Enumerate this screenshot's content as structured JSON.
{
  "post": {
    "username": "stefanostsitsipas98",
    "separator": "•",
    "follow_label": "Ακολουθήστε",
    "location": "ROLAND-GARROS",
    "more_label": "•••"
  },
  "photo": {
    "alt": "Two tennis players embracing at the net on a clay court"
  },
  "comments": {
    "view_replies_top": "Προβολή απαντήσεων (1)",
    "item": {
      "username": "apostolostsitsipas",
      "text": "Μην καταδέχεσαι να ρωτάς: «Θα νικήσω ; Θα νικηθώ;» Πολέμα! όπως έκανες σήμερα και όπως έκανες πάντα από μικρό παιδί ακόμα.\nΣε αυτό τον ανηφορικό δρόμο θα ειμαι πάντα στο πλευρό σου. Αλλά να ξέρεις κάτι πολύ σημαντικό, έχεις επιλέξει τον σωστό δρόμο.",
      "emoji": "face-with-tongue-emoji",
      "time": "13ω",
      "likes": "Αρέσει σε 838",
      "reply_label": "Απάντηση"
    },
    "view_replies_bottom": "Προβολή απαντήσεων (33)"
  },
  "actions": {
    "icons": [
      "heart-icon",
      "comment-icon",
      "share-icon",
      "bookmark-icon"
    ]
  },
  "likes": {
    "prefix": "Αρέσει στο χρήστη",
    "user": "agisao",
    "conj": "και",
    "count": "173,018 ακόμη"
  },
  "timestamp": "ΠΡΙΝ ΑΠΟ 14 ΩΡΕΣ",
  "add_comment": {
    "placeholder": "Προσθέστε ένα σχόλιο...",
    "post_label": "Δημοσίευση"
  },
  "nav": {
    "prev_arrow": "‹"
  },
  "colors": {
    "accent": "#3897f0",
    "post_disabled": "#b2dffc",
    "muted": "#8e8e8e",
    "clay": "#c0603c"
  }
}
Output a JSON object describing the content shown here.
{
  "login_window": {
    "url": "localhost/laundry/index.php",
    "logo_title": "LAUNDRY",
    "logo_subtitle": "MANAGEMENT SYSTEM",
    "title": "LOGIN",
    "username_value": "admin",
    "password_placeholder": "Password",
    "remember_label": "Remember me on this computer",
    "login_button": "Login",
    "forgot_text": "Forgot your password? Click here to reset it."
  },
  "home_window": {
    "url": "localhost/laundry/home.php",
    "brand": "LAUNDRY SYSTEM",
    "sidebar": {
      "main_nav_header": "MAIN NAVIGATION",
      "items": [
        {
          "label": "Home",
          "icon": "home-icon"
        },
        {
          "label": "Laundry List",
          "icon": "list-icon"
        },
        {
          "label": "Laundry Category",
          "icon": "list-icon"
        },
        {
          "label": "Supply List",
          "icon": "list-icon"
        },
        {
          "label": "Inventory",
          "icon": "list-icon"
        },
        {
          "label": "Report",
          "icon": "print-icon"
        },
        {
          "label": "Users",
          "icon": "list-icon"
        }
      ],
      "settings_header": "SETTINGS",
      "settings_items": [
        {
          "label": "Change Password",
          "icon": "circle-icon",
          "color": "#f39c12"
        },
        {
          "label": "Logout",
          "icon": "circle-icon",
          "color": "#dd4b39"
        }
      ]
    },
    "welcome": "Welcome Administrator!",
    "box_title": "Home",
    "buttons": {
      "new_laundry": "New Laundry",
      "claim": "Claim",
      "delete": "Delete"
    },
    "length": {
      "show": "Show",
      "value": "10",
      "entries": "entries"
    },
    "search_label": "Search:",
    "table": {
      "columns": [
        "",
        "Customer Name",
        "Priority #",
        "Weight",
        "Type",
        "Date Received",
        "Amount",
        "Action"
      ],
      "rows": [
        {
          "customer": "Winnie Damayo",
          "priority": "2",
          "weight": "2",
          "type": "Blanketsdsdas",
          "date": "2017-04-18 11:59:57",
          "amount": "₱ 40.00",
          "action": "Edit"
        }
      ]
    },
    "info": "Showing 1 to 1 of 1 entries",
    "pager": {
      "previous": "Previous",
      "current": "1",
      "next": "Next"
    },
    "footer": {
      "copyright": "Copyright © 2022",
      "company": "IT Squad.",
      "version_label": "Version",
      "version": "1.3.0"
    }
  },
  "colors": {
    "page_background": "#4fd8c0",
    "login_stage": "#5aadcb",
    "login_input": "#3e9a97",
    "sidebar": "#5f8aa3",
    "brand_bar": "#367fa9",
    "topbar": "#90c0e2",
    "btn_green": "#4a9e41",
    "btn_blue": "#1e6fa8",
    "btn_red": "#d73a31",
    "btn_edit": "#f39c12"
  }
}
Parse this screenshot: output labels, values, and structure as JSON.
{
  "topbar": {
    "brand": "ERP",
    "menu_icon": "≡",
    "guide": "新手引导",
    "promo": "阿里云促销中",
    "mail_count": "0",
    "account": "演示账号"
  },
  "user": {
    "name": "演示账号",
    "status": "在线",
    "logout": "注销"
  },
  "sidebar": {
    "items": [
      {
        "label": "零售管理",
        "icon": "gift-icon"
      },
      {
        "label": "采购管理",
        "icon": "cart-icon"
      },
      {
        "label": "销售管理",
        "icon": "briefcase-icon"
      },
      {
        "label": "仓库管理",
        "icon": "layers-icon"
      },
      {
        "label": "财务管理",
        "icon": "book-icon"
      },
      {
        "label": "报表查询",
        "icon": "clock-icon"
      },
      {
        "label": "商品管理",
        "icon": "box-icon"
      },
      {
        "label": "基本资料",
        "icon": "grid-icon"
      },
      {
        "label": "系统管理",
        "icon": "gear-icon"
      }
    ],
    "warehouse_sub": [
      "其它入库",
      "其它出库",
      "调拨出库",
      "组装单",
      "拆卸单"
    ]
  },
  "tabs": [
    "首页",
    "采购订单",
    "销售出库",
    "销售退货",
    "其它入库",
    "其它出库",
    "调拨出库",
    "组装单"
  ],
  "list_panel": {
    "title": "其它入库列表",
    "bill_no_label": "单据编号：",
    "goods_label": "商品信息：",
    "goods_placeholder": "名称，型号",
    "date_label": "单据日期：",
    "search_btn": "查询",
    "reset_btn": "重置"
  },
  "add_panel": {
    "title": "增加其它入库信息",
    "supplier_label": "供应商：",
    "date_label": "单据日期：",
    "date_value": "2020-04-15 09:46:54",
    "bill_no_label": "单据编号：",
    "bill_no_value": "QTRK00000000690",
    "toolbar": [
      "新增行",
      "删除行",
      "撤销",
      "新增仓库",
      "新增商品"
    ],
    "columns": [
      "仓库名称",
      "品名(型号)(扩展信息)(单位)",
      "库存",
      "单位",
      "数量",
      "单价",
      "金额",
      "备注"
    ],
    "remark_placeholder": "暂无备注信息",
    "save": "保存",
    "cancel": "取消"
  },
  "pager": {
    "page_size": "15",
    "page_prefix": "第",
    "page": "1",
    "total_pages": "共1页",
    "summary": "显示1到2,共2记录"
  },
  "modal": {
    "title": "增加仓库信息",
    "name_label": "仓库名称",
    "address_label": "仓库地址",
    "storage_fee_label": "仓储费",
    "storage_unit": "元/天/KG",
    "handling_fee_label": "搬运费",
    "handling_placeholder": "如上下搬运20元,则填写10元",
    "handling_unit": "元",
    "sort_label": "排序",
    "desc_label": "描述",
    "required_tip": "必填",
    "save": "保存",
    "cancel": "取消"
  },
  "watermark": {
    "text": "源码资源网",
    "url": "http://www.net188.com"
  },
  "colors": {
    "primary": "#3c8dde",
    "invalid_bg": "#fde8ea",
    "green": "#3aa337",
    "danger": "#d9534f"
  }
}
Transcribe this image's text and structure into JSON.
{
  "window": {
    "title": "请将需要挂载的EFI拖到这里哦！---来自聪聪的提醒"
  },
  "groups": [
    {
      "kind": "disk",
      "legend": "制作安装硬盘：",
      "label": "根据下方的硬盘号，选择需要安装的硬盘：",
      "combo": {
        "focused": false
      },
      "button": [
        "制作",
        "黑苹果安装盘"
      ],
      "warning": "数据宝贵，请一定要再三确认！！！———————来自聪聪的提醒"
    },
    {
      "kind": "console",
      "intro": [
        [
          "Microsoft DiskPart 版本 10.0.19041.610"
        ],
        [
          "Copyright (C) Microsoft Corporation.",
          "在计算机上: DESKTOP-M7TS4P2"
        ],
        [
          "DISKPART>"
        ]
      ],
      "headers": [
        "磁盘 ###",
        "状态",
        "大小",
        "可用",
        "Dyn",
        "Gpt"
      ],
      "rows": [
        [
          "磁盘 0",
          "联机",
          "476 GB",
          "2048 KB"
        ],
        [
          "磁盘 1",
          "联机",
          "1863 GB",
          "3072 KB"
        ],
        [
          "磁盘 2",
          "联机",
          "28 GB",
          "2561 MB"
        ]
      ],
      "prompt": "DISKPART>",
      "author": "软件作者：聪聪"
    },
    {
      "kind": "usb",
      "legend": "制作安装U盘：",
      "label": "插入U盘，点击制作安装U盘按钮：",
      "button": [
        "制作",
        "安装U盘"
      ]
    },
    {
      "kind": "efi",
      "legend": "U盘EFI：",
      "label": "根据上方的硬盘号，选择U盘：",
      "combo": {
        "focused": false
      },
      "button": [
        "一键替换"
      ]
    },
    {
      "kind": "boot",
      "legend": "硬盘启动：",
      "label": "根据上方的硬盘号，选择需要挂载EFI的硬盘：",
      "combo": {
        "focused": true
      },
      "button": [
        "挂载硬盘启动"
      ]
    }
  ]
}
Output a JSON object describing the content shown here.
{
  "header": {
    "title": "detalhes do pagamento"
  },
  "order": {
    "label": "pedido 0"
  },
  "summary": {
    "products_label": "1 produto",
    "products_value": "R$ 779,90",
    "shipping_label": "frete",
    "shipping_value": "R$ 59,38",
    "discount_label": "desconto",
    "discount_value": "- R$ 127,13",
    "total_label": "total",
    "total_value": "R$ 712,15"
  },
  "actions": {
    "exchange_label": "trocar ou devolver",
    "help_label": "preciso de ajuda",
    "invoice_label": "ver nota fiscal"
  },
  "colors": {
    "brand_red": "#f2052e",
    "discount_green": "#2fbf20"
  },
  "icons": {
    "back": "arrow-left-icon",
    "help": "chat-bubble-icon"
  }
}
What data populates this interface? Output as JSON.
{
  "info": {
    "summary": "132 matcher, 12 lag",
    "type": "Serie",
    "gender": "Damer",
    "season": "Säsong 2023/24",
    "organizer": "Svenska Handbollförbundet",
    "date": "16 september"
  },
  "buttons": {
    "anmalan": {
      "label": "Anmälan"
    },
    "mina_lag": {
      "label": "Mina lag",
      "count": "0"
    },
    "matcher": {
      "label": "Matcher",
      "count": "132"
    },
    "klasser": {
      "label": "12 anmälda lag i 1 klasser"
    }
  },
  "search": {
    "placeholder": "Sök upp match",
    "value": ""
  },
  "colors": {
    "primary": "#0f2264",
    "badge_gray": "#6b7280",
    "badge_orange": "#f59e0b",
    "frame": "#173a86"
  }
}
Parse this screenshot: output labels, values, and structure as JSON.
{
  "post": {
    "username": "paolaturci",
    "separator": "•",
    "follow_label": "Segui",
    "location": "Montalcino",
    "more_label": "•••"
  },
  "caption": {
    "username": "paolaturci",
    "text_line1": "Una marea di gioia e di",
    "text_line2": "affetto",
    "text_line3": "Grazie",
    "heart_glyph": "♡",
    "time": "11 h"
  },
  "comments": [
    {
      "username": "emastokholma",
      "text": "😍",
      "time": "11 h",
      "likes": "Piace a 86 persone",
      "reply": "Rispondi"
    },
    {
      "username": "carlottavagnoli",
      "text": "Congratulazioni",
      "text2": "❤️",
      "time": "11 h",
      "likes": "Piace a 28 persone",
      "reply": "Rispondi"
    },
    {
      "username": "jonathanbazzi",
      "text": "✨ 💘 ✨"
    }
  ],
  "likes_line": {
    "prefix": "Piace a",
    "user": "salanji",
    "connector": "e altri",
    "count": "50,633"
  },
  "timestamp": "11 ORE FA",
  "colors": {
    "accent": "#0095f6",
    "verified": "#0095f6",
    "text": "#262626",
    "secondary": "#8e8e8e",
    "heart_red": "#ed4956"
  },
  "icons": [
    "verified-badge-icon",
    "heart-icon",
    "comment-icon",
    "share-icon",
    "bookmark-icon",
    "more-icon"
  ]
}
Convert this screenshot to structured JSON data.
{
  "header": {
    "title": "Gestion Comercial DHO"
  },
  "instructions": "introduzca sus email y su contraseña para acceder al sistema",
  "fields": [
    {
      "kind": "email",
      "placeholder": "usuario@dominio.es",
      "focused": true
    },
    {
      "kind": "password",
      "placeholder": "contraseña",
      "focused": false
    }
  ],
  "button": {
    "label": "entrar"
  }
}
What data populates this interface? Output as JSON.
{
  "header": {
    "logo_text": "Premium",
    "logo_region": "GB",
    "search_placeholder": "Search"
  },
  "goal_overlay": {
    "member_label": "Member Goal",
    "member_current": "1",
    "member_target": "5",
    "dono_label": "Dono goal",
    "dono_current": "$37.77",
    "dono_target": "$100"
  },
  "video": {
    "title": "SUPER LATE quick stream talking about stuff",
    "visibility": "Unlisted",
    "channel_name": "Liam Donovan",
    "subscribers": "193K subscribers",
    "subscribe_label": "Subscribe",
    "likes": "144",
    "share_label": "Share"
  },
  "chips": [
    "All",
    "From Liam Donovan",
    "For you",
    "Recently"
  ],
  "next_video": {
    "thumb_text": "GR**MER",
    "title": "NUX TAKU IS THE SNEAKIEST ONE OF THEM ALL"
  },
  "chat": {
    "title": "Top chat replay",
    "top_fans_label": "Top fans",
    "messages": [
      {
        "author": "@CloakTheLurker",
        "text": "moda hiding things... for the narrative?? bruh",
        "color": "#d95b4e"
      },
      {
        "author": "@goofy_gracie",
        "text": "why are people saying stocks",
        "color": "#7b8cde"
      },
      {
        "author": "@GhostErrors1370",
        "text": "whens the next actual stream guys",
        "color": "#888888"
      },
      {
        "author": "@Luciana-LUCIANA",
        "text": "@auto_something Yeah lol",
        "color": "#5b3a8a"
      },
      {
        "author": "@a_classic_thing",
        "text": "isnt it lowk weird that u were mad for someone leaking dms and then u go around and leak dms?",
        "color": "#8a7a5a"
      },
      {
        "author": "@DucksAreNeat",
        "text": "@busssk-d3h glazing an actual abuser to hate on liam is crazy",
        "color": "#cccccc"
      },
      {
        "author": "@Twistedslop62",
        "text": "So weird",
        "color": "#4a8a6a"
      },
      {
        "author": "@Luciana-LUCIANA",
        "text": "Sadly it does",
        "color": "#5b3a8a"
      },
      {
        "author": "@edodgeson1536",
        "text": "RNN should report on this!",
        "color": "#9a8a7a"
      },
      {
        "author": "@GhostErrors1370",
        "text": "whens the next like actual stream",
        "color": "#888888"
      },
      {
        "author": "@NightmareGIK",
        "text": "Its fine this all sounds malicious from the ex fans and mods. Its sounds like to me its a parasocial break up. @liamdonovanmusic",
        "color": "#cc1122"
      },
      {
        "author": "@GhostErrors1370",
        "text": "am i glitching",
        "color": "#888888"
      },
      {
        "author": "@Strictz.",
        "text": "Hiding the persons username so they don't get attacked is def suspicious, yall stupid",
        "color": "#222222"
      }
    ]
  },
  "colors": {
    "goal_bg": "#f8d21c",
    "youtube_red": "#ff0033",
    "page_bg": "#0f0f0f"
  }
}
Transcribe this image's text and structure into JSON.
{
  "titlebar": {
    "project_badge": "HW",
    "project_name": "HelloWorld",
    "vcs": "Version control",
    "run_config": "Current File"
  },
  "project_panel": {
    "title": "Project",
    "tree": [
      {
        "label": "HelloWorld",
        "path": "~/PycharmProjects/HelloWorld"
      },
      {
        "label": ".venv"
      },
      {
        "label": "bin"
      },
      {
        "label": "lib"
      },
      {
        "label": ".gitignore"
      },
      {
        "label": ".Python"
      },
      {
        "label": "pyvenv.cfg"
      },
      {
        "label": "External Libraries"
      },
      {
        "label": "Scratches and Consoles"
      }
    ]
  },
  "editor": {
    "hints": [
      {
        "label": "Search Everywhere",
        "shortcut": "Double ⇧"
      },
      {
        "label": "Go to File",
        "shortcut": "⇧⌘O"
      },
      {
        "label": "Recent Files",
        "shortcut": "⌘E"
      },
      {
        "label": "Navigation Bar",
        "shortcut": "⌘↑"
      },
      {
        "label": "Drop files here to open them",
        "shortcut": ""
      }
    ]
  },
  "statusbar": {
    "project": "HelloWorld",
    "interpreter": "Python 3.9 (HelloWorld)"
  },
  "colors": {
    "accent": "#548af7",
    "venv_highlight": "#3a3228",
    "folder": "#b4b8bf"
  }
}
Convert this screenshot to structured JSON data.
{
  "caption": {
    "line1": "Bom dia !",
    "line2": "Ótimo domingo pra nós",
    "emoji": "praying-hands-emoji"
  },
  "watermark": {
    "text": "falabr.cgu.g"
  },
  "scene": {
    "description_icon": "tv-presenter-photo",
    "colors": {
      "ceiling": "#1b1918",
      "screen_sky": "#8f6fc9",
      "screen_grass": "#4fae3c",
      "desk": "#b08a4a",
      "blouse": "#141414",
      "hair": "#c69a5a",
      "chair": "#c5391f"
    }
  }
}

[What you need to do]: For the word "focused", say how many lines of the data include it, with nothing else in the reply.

[Result]: 5